● ACTION ITEM
Isolate every line in the data with the string "attending" and copy it.

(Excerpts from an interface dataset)
========================
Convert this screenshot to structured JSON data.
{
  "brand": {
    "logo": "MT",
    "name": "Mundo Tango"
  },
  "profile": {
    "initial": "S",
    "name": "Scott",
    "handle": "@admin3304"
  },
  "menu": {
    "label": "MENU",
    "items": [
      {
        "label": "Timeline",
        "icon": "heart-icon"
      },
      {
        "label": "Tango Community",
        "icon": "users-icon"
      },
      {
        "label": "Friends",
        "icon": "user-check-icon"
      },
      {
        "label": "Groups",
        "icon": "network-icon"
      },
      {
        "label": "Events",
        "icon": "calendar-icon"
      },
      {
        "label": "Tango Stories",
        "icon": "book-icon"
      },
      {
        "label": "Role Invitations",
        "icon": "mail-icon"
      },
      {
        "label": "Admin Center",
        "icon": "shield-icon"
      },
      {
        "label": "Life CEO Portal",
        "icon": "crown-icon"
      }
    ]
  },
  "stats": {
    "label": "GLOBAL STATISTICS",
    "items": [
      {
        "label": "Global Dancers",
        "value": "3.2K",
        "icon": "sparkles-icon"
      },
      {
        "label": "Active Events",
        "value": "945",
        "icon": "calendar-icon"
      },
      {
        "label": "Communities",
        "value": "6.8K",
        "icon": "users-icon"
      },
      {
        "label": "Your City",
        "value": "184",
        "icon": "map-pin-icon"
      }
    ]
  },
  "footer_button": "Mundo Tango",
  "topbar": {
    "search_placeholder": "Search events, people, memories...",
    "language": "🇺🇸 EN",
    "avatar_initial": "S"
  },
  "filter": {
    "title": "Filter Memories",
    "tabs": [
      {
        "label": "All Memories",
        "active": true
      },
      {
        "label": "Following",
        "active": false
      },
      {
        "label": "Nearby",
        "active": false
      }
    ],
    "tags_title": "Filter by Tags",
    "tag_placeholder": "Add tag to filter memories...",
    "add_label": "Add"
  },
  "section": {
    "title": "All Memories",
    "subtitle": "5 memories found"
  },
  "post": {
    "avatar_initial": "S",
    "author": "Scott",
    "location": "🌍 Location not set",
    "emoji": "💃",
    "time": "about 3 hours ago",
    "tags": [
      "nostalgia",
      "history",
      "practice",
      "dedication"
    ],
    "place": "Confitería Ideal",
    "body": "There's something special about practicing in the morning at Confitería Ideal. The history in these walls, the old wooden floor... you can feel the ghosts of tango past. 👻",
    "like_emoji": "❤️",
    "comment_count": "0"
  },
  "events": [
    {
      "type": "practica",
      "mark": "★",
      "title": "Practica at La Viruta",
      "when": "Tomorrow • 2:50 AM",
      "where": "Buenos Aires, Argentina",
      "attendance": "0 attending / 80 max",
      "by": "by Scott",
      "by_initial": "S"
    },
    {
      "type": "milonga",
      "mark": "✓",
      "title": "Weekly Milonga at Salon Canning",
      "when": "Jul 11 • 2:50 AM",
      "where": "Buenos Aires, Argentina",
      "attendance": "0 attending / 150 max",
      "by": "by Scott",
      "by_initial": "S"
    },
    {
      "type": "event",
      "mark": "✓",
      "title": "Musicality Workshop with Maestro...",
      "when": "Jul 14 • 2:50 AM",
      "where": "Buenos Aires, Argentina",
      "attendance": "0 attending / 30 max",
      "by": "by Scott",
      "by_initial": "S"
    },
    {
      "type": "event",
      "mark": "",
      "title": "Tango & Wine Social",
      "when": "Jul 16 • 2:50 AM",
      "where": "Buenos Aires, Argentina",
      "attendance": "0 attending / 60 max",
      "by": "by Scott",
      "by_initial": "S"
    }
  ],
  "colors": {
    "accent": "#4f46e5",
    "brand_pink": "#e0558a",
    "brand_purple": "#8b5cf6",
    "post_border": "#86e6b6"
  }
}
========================
● RESULT OF THE TASK
      "attendance": "0 attending / 80 max",
      "attendance": "0 attending / 150 max",
      "attendance": "0 attending / 30 max",
      "attendance": "0 attending / 60 max",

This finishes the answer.